In a previous article titled “NCAA Transfer Guidelines Look a Lot Like Non-Compete: Another Example of How Student-Athletes are Treated as Employees” I discuss the arcane NCAA transfer guidelines and conclude that the NCAA continues to assert that student-athletes are not employees, however, their rules suggest otherwise. The newest “tightening” of transfer guidelines looks just like a non-compete, which typically is used to restrict an employee’s freedom.
This isn’t the first time one of our authors has discussed the transfer guidelines. In his extensive analysis of the Year in Residence Rule, UB Law Alum Joseph Schafer notes:

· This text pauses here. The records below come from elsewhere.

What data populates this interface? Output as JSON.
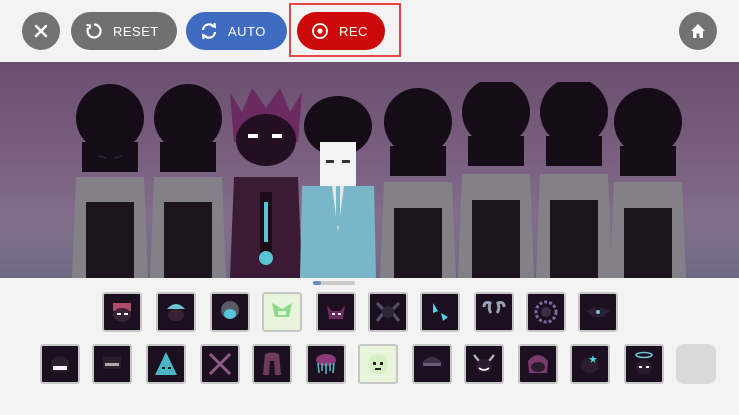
{
  "toolbar": {
    "reset_label": "RESET",
    "auto_label": "AUTO",
    "rec_label": "REC"
  },
  "colors": {
    "reset": "#707070",
    "auto": "#3f6bc1",
    "rec": "#cc0a0a",
    "highlight": "#e64646",
    "stage_top": "#6a4f70",
    "stage_bottom": "#8a7c97"
  },
  "icons": {
    "close": "close-icon",
    "reset": "reset-icon",
    "auto": "auto-icon",
    "rec": "record-icon",
    "home": "home-icon"
  },
  "stage": {
    "characters": [
      "shadow-singer-1",
      "shadow-singer-2",
      "horned-singer",
      "cyan-suit-singer",
      "shadow-singer-5",
      "shadow-singer-6",
      "shadow-singer-7",
      "shadow-singer-8"
    ]
  },
  "sound_icons": {
    "row1": [
      "hat-face",
      "tuft-face",
      "helmet-face",
      "leaf-face",
      "horn-face",
      "beetle-face",
      "crystals",
      "ram-horns",
      "spiky-halo",
      "bat-wings"
    ],
    "row2": [
      "bandana-face",
      "visor-face",
      "cone-face",
      "crossed-blades",
      "long-hair",
      "dripping-crown",
      "pale-face",
      "cap-face",
      "horned-grin",
      "frown-face",
      "star-face",
      "halo-face",
      "empty-slot"
    ]
  }
}
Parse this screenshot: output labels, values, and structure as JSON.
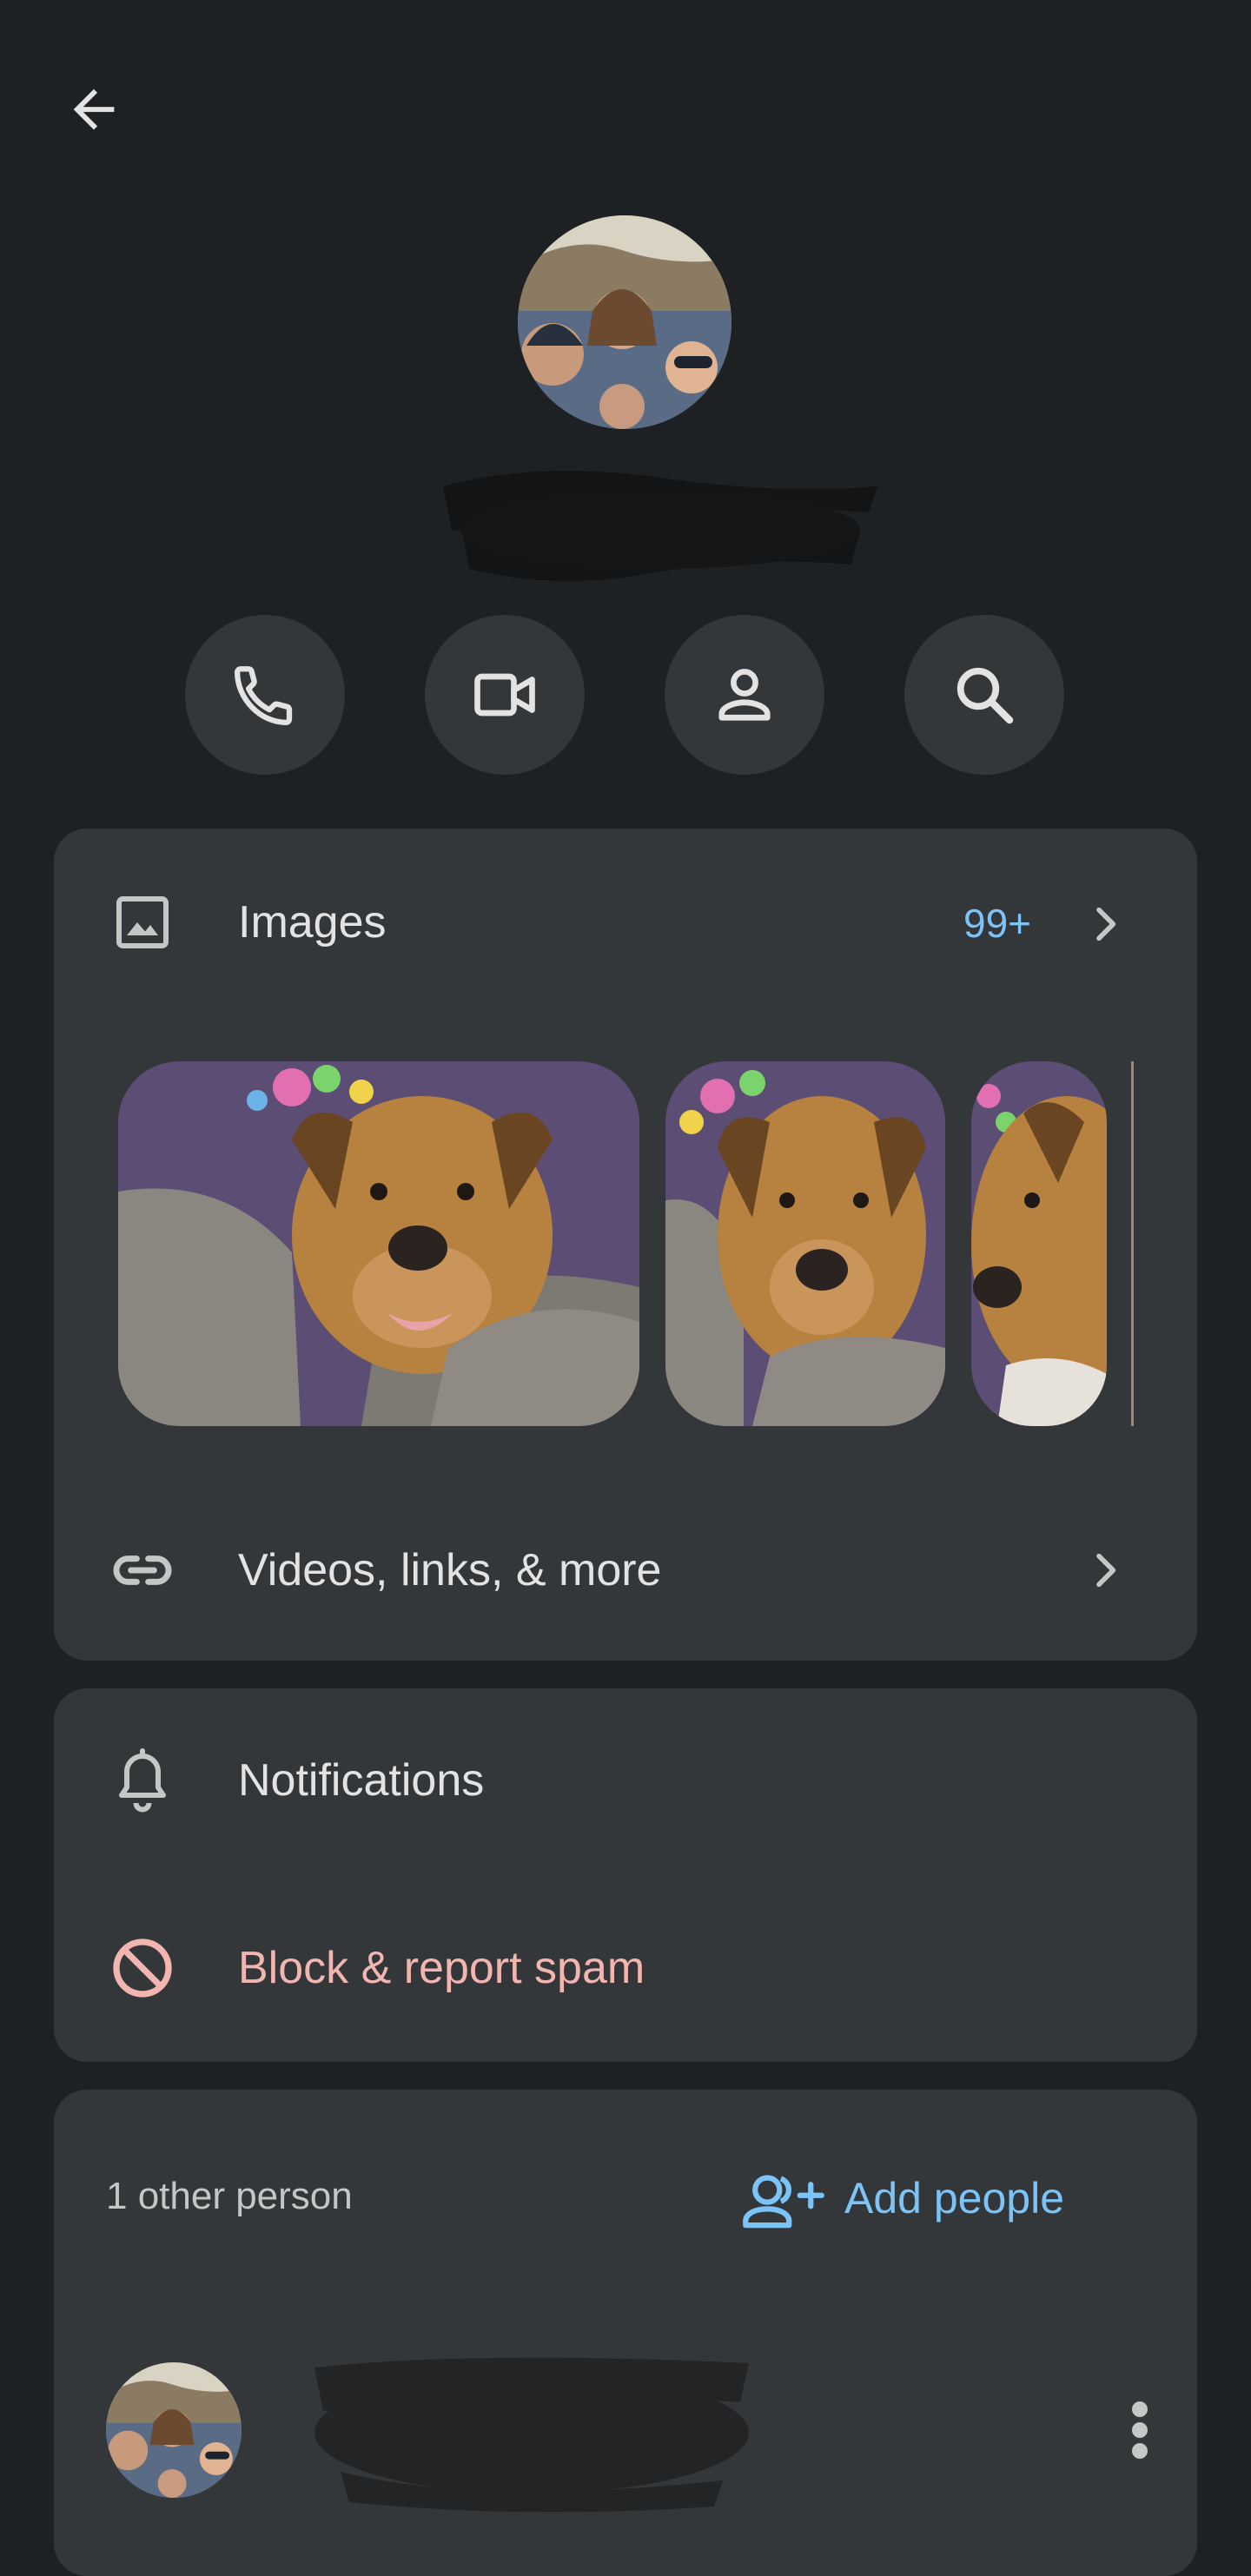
{
  "header": {
    "back_icon": "arrow-back-icon"
  },
  "actions": [
    {
      "icon": "phone-icon"
    },
    {
      "icon": "video-camera-icon"
    },
    {
      "icon": "person-icon"
    },
    {
      "icon": "search-icon"
    }
  ],
  "media": {
    "images_label": "Images",
    "images_count": "99+",
    "more_label": "Videos, links, & more"
  },
  "settings": {
    "notifications_label": "Notifications",
    "block_label": "Block & report spam"
  },
  "people": {
    "count_label": "1 other person",
    "add_label": "Add people"
  },
  "colors": {
    "background": "#1e2124",
    "card": "#33373a",
    "accent": "#7cc4f8",
    "danger": "#f2b5b0"
  }
}
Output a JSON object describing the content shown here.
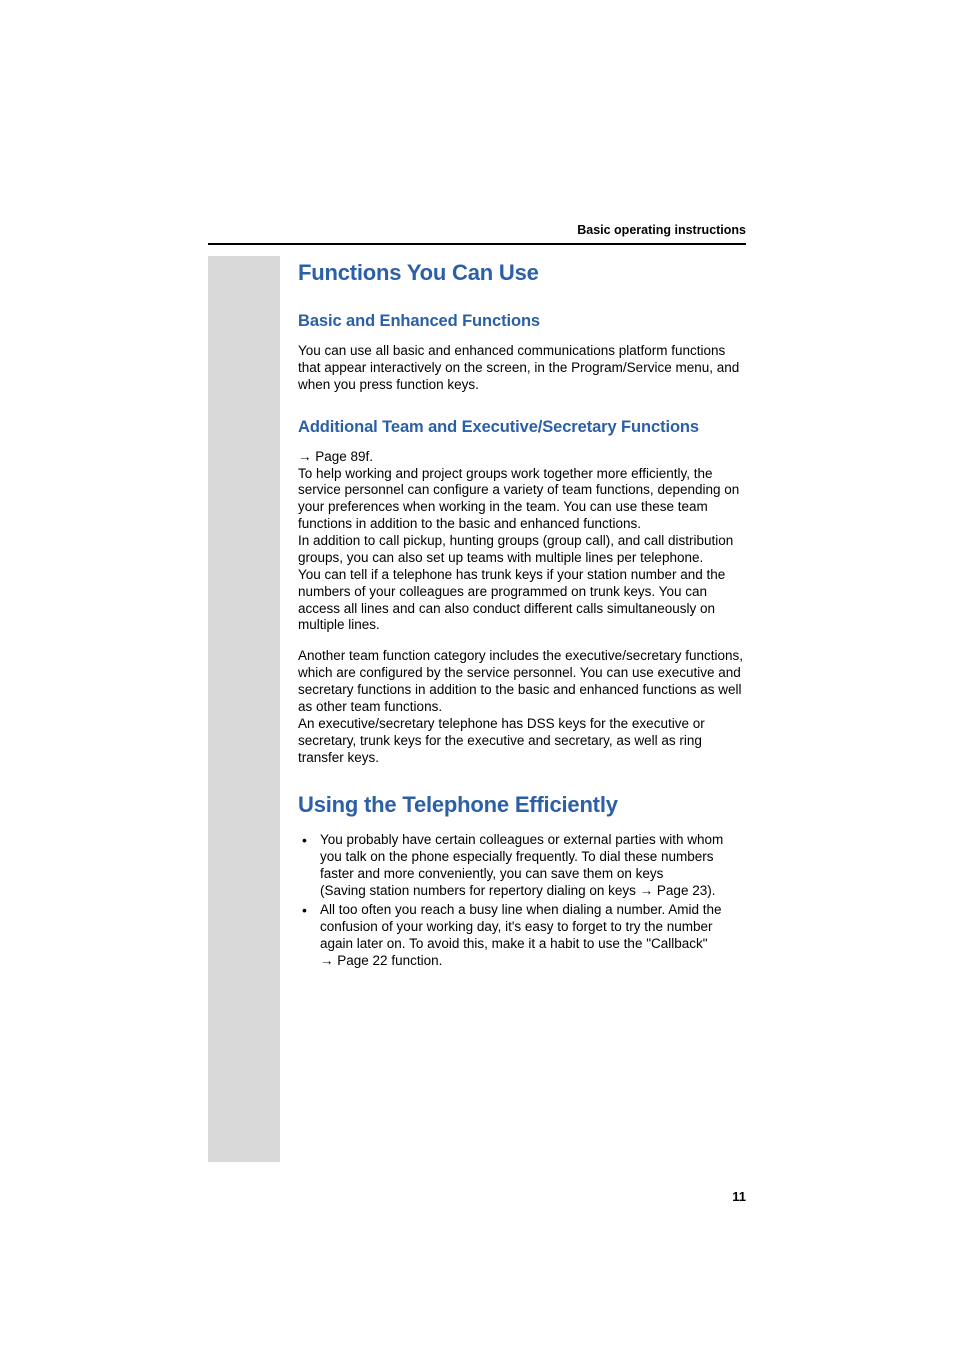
{
  "header": {
    "running": "Basic operating instructions"
  },
  "page": {
    "number": "11"
  },
  "sections": {
    "h1_a": "Functions You Can Use",
    "h2_basic": "Basic and Enhanced Functions",
    "p_basic": "You can use all basic and enhanced communications platform functions that appear interactively on the screen, in the Program/Service menu, and when you press function keys.",
    "h2_team": "Additional Team and Executive/Secretary Functions",
    "ref_team": "Page 89f.",
    "p_team_a": "To help working and project groups work together more efficiently, the service personnel can configure a variety of team functions, depending on your preferences when working in the team. You can use these team functions in addition to the basic and enhanced functions.",
    "p_team_b": "In addition to call pickup, hunting groups (group call), and call distribution groups, you can also set up teams with multiple lines per telephone.",
    "p_team_c": "You can tell if a telephone has trunk keys if your station number and the numbers of your colleagues are programmed on trunk keys. You can access all lines and can also conduct different calls simultaneously on multiple lines.",
    "p_team_d": "Another team function category includes the executive/secretary functions, which are configured by the service personnel. You can use executive and secretary functions in addition to the basic and enhanced functions as well as other team functions.",
    "p_team_e": "An executive/secretary telephone has DSS keys for the executive or secretary, trunk keys for the executive and secretary, as well as ring transfer keys.",
    "h1_b": "Using the Telephone Efficiently",
    "li1_a": "You probably have certain colleagues or external parties with whom you talk on the phone especially frequently. To dial these numbers faster and more conveniently, you can save them on keys",
    "li1_b_pre": "(Saving station numbers for repertory dialing on keys ",
    "li1_b_ref": "Page 23",
    "li1_b_post": ").",
    "li2_a": "All too often you reach a busy line when dialing a number. Amid the confusion of your working day, it's easy to forget to try the number again later on. To avoid this, make it a habit to use the \"Callback\" ",
    "li2_ref": "Page 22",
    "li2_post": " function."
  },
  "glyphs": {
    "arrow": "→"
  }
}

“[T]he Year in Residence Rule functions to prevent the small percentage of Division I athletes who are NBA and NFL prospects from shopping teams to increase their draft stock. Yet only 1.1% of 18,684 men’s basketball players and 1.5% of 73,660 football players go on to compete professionally. Unfortunately, the remaining 98% of Division I football and basketball players are forced to abide by the same rules as the few who would go on to a professional career. So, for instance, if a student-athlete transfers to a new school to pursue a major her previous school did not offer, she must sit out one year. If a student-athlete transfers due to a coaching change, where the new head coach chooses not to renew his scholarship, he will also be held from competition for one year. Finally, if a student-athlete transfers because he has been verbally or physically abused by a coach, he will also be forced to sit out a year.” Joseph W. Schafer, NCAA Division I Transfers “are now basically screwed”: The Battle Against the NCAA’s Year in Residence Rule in the Seventh Circuit, 66 Buff. L. Rev. 481 (2018).
2019 saw many new arguments for why the NCAA should change transfer years and although changes have not been officially proposed, the momentum continued this past week when a second Power 5 conference joined the fight to overthrow the current transfer system. The Big Ten was the first conference to support the one-transfer opportunity with the Atlantic Coast Conference joining them this past week. The ACC stated: “During the league’s annual winter meetings the ACC discussed the transfer environment and unanimously concluded that as a matter of principle we support a one-time transfer opportunity for all student-athletes regardless of sport. As a conference, we look forward to continuing the discussion nationally.”
Currently, under the Year in Residence Rule Division I student-athletes who choose to transfer from one institution to another must sit out for an entire year before they are eligible to play. Does this sound like an anti-trust issue? It should. However, the Supreme Court has sided with the NCAA on more than one occasion to “preserve amateurism.” Although the Sherman Act applies to the NCAA, most of its rules are justified because they foster competition among its institutions.
The new proposal would allow Division I student-athletes in all sports to transfer and compete immediately if it is the student-athlete’s first time to transfer and if they meet academic and disciplinary requirements. On the surface it may look like a revolutionary change for the NCAA, but in reality it is more than fair (probably too favorable to the NCAA).
At the end of the day the proposed change, detailed in a news release, allows a first-time four-year transfer to compete immediately if they receive a transfer release from their previous school, leave that school academically eligible, maintain their academic progress at their new school, and leave their previous school under no disciplinary suspension. Although not completely ironclad, the NCAA will still be asking quite a lot from student-athletes in order to transfer and become immediately eligible to play at their new institutions. First and foremost, receiving a transfer release from school is not the easiest task for a student-athlete to accomplish.
What is even more concerning is that this is already the rule for student-athletes involved all sports except for baseball, basketball, football, and men’s hockey. What a surprise – it’s the student-athletes that make the most money for the schools who aren’t allowed the simple luxury of freedom to transfer schools. Imagine being a young college student who decided at the age of 17 to attend a certain college being trapped for the next four years. Not to mention the inherent inequity between the students who play the “revenue” sports and those who do not – a lawsuit may certainly be lurking out there just waiting for the right case at the right time.
Given how slow the NCAA typically drags its feet, it is astounding that the ACC has jumped onboard with what the Big Ten proposed just this last fall. It seems that the transfer issue will continue to heat up for the NCAA. The possibility of new rules by the 2020-2021 season exists and if so, we would see this play out with college football first.
Where there is a will the NCAA will get its way. But maybe not this time.